(HOST) A new film about Edward R. Murrow has reminded commentator Bill Seamans of his own early years in broadcasting.
(SEAMANS) During a ten-year sojourn at CBS News before I moved to ABC I received a dream assignment. I was sent from
the TV newsroom to the radio newsroom for six months as part
of a familiarization rotation for key people to improve cooperation between TV and radio. My shift was night side editor at a time when Edward R. Murrow had a fifteen-minute evening radio pro-
gram. He had a small office near the newsroom desk and a small
staff to assist with the hard news while he wrote his nightly com-
mentary. My job was to fact-check names, numbers, pronun- ciations, whatever, a very easy task with the very accurate Murrow group. The reward was to work in the presence of the Great One and to overhear the journalistic wisdom that went into his scripts. It was an experience I could never forget.

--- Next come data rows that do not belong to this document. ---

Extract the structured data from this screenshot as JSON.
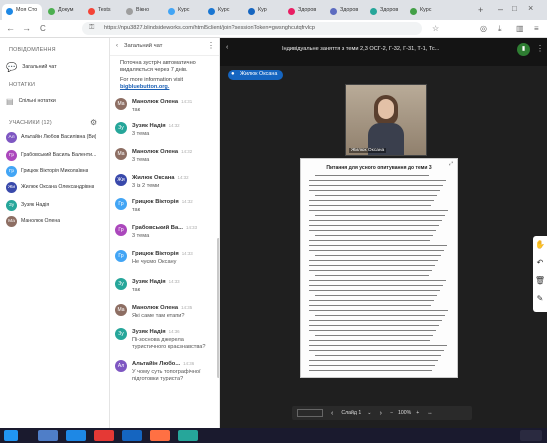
{
  "browser": {
    "tabs": [
      {
        "label": "Моя Сто",
        "color": "#1e88e5"
      },
      {
        "label": "Докум",
        "color": "#4caf50"
      },
      {
        "label": "Tests",
        "color": "#f44336"
      },
      {
        "label": "Вікно",
        "color": "#9e9e9e"
      },
      {
        "label": "Курс",
        "color": "#42a5f5"
      },
      {
        "label": "Курс",
        "color": "#1976d2"
      },
      {
        "label": "Кур",
        "color": "#1565c0"
      },
      {
        "label": "Здоров",
        "color": "#e91e63"
      },
      {
        "label": "Здоров",
        "color": "#5c6bc0"
      },
      {
        "label": "Здоров",
        "color": "#26a69a"
      },
      {
        "label": "Курс",
        "color": "#43a047"
      }
    ],
    "url": "https://npu3827.blindsideworks.com/html5client/join?sessionToken=gwsnghcutqfrvlcp",
    "back": "←",
    "forward": "→",
    "reload": "C"
  },
  "sidebar": {
    "messages_header": "Повідомлення",
    "public_chat": "Загальний чат",
    "notes_header": "Нотатки",
    "shared_notes": "Спільні нотатки",
    "users_header": "Учасники (12)",
    "users": [
      {
        "initials": "Ал",
        "name": "Альтайін Любов Василівна (Ви)",
        "color": "#7e57c2"
      },
      {
        "initials": "Гр",
        "name": "Грабовський Василь Валенти...",
        "color": "#ab47bc"
      },
      {
        "initials": "Гр",
        "name": "Грицюк Вікторія Миколаївна",
        "color": "#42a5f5"
      },
      {
        "initials": "Жи",
        "name": "Жилюк Оксана Олександрівна",
        "color": "#3949ab"
      },
      {
        "initials": "Зу",
        "name": "Зузяк Надія",
        "color": "#26a69a"
      },
      {
        "initials": "Ма",
        "name": "Манолюк Олена",
        "color": "#8d6e63"
      }
    ]
  },
  "chat": {
    "header": "Загальний чат",
    "notice_1": "Поточна зустріч автоматично видаляється через 7 днів.",
    "notice_2": "For more information visit",
    "notice_link": "bigbluebutton.org.",
    "messages": [
      {
        "initials": "Ма",
        "name": "Манолюк Олена",
        "time": "14:31",
        "text": "так",
        "color": "#8d6e63"
      },
      {
        "initials": "Зу",
        "name": "Зузяк Надія",
        "time": "14:32",
        "text": "3 тема",
        "color": "#26a69a"
      },
      {
        "initials": "Ма",
        "name": "Манолюк Олена",
        "time": "14:32",
        "text": "3 тема",
        "color": "#8d6e63"
      },
      {
        "initials": "Жи",
        "name": "Жилюк Оксана",
        "time": "14:32",
        "text": "3 із 2 теми",
        "color": "#3949ab"
      },
      {
        "initials": "Гр",
        "name": "Грицюк Вікторія",
        "time": "14:32",
        "text": "так",
        "color": "#42a5f5"
      },
      {
        "initials": "Гр",
        "name": "Грабовський Ва...",
        "time": "14:33",
        "text": "3 тема",
        "color": "#ab47bc"
      },
      {
        "initials": "Гр",
        "name": "Грицюк Вікторія",
        "time": "14:33",
        "text": "Не чуємо Оксану",
        "color": "#42a5f5"
      },
      {
        "initials": "Зу",
        "name": "Зузяк Надія",
        "time": "14:33",
        "text": "так",
        "color": "#26a69a"
      },
      {
        "initials": "Ма",
        "name": "Манолюк Олена",
        "time": "14:35",
        "text": "Які саме там етапи?",
        "color": "#8d6e63"
      },
      {
        "initials": "Зу",
        "name": "Зузяк Надія",
        "time": "14:36",
        "text": "Пі-зоснова джерела",
        "text2": "туристичного краєзнавства?",
        "color": "#26a69a"
      },
      {
        "initials": "Ал",
        "name": "Альтайін Любо...",
        "time": "14:36",
        "text": "У чому суть топографічної",
        "text2": "підготовки туриста?",
        "color": "#7e57c2"
      }
    ]
  },
  "stage": {
    "title": "Індивідуальне заняття з теми 2,3 ОСГ-2, Г-32, Г-31, Т-1, Тс...",
    "presenter_badge": "Жилюк Оксана",
    "webcam_label": "Жилюк Оксана",
    "doc_title": "Питання для усного опитування до теми 3",
    "slide_label": "Слайд 1",
    "zoom": "100%",
    "minus": "−",
    "plus": "+",
    "dock_icons": [
      "hand-icon",
      "undo-icon",
      "trash-icon",
      "pen-icon",
      "chart-icon"
    ]
  }
}
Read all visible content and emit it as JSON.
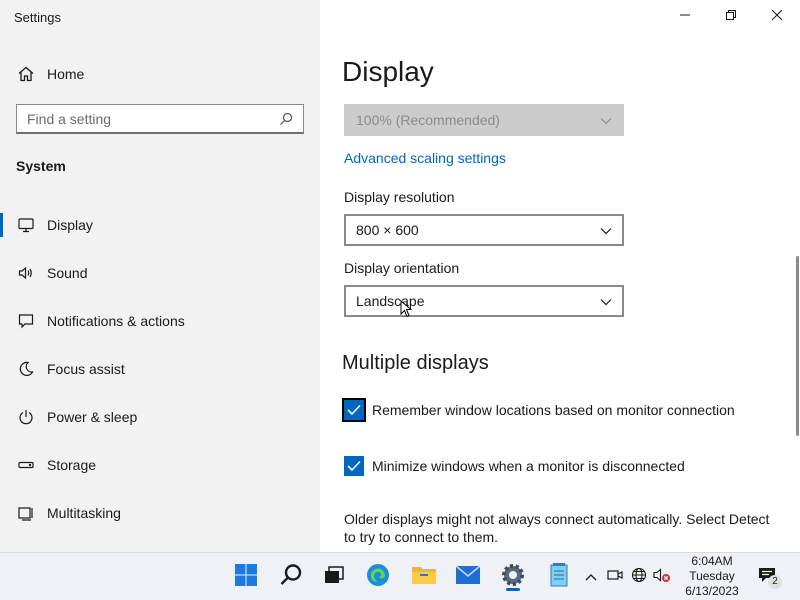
{
  "window": {
    "title": "Settings"
  },
  "sidebar": {
    "home_label": "Home",
    "search_placeholder": "Find a setting",
    "section": "System",
    "items": [
      {
        "label": "Display",
        "icon": "monitor-icon",
        "active": true
      },
      {
        "label": "Sound",
        "icon": "speaker-icon"
      },
      {
        "label": "Notifications & actions",
        "icon": "notification-icon"
      },
      {
        "label": "Focus assist",
        "icon": "moon-icon"
      },
      {
        "label": "Power & sleep",
        "icon": "power-icon"
      },
      {
        "label": "Storage",
        "icon": "storage-icon"
      },
      {
        "label": "Multitasking",
        "icon": "multitasking-icon"
      }
    ]
  },
  "main": {
    "title": "Display",
    "scale": {
      "value": "100% (Recommended)",
      "disabled": true
    },
    "advanced_link": "Advanced scaling settings",
    "resolution": {
      "label": "Display resolution",
      "value": "800 × 600"
    },
    "orientation": {
      "label": "Display orientation",
      "value": "Landscape"
    },
    "multiple_displays": {
      "heading": "Multiple displays",
      "remember": {
        "label": "Remember window locations based on monitor connection",
        "checked": true
      },
      "minimize": {
        "label": "Minimize windows when a monitor is disconnected",
        "checked": true
      },
      "note": "Older displays might not always connect automatically. Select Detect to try to connect to them."
    }
  },
  "taskbar": {
    "clock": {
      "time": "6:04AM",
      "day": "Tuesday",
      "date": "6/13/2023"
    },
    "notification_count": "2"
  },
  "colors": {
    "accent": "#0067c0",
    "sidebar_bg": "#f2f2f2",
    "taskbar_bg": "#eef1f6"
  }
}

Then the other night I went over to the theater in Brattleboro and saw the new film about Murrow called “Good Night and Good Luck.” The title was Murrow’s standard program closer. For me
it was a trip back to that radio newsroom.
The story is about Murrow’s dramatic television expose of Senator Joseph McCarthy’s anti-communist witch hunt. In a smear cam-
paign of lies, rumors, hearsay, innuendo and guilt by association, McCarthy ruined careers and destroyed the lives of innocent people in the name of anti-Communist patriotism. It was called “McCarthyism”.
Film reviews have praised the extraordinary performances and production. My major impression was how skillfully the producer, George Clooney, created a parable for our own very messy political time.
Murrow is shown addressing an awards dinner in 1958 and I quote: “We are currently wealthy, fat, comfortable and complacent – we have currently a built-in allergy to unpleasant or disturbing informa-
tion. Our mass media reflect this. But unless we get up off our fat surpluses and recognize that television in the main is being used to distract, delude, amuse and insulate us, then television and those who finance it, those who look at it, and those who work at it, may see a totally different picture too late.”
And Murrow continued: “Our history” – he said – “will be what we make it. And if there are any historians about fifty or a hundred years from now, and there should be preserved the recordings for one week of all three networks, they will there find recorded in black and white, or color, evidence of decadence, escapism and insulation from the realities of the world in which we live.”
Now that’s what Edward R. Murrow said forty-seven years ago and I feel we can agree that he could have spoken those words today – as if Murrow were still with us observing our own political malaise.
I think “Good Night and Good Luck” is truly a MUST SEE film – whatever one’s political pursuasion.
This is Bill Seamans.
Bill Seamans is a former correspondent and bureau chief for ABC News in the Middle East. He spoke from our studio in Norwich.